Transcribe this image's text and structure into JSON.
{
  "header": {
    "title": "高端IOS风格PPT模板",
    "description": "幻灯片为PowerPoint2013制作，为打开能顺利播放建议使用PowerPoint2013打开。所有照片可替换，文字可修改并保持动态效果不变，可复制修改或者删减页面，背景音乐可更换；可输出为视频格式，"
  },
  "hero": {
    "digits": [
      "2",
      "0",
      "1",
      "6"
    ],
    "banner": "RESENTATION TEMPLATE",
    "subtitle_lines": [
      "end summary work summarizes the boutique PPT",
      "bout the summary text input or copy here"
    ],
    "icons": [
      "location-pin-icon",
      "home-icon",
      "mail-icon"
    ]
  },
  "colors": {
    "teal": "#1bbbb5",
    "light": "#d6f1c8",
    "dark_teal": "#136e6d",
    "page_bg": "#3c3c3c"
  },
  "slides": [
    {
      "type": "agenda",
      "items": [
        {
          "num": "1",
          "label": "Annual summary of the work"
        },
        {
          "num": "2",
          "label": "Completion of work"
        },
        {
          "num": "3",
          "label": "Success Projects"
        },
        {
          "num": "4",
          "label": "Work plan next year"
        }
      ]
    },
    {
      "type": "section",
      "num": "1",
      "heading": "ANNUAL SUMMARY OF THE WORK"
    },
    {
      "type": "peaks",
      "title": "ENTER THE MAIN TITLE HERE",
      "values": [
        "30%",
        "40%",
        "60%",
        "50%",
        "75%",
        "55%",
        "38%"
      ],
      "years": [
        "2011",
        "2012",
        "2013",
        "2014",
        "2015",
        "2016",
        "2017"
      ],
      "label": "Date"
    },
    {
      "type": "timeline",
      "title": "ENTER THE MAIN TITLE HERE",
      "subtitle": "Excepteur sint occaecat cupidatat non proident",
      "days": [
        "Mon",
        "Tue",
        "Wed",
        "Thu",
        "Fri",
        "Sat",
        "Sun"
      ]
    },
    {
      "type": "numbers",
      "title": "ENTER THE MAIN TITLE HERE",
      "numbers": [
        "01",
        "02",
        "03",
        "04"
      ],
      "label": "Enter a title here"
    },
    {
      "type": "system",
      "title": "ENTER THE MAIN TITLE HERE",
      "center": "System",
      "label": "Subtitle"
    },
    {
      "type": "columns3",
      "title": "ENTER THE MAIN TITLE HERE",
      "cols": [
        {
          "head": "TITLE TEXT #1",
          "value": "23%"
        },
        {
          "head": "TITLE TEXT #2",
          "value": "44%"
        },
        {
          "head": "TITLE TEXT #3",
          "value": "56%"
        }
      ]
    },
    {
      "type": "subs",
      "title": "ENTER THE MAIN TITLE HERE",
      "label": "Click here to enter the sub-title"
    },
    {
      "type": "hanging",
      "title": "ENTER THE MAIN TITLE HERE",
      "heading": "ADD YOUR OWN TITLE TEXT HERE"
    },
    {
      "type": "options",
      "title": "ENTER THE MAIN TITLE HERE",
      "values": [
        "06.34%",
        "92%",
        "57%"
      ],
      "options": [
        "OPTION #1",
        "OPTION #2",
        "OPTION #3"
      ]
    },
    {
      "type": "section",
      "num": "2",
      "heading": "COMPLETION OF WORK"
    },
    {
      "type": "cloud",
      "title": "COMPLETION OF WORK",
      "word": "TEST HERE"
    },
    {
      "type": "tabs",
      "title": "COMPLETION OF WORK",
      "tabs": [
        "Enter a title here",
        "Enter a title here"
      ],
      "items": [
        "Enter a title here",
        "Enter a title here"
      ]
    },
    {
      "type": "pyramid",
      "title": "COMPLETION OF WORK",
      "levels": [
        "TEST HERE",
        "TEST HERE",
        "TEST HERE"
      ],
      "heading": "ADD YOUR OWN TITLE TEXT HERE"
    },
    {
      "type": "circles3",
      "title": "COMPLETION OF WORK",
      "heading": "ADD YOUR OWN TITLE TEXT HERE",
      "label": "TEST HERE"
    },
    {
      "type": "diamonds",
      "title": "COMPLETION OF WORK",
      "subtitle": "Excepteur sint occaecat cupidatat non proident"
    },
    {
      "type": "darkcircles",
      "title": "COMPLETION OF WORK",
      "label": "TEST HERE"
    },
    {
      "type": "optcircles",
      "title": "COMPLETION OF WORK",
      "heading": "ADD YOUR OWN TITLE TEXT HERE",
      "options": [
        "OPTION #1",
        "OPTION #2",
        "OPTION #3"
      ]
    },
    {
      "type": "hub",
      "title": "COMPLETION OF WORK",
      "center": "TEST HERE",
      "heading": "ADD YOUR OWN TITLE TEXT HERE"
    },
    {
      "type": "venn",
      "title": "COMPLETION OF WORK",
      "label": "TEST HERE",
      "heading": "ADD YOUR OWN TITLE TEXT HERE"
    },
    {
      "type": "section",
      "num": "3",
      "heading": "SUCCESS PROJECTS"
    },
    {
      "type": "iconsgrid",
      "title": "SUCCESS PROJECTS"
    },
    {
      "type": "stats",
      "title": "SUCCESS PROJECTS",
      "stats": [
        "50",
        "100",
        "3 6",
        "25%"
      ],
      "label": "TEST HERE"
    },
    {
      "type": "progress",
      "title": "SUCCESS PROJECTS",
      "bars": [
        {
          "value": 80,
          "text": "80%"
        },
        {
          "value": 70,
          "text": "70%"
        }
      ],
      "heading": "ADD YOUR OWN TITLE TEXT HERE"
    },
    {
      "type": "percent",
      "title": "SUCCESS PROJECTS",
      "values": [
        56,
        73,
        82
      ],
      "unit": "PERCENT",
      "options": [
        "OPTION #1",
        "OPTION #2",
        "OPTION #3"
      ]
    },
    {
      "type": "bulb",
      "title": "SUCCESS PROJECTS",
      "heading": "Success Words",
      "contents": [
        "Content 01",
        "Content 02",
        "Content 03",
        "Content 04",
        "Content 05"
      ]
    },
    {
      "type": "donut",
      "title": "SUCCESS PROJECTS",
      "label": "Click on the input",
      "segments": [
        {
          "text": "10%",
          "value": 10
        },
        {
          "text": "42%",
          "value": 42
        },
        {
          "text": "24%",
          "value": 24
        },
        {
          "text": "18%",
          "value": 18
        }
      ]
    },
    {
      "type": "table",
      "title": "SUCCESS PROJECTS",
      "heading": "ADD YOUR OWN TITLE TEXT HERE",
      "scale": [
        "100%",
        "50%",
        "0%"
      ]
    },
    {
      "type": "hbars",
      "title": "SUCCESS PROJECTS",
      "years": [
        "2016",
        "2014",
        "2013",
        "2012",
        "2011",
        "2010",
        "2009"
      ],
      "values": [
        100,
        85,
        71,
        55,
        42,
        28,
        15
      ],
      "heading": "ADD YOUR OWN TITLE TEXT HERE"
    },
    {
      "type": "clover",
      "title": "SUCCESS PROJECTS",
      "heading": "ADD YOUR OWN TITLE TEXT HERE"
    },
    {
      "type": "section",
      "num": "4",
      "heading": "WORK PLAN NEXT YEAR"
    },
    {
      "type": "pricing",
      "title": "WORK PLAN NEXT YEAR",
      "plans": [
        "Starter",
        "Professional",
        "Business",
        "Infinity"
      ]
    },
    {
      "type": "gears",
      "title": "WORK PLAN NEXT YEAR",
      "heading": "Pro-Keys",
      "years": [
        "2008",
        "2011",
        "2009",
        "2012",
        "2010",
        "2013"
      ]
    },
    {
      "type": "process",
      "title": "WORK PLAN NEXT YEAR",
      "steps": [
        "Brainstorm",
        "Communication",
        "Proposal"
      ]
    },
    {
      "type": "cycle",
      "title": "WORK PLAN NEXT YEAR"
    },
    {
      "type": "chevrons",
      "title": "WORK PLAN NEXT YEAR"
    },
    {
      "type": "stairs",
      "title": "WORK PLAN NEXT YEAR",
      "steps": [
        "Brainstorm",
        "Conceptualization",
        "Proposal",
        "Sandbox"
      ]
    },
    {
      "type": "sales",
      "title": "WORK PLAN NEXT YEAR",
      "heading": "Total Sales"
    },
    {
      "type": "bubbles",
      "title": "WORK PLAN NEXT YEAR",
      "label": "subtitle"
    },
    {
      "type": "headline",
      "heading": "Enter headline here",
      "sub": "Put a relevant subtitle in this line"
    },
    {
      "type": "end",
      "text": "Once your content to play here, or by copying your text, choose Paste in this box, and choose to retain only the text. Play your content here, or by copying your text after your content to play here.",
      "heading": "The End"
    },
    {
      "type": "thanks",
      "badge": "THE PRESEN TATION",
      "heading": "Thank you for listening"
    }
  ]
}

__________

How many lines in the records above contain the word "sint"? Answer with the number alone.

§ **SOLUTION**
2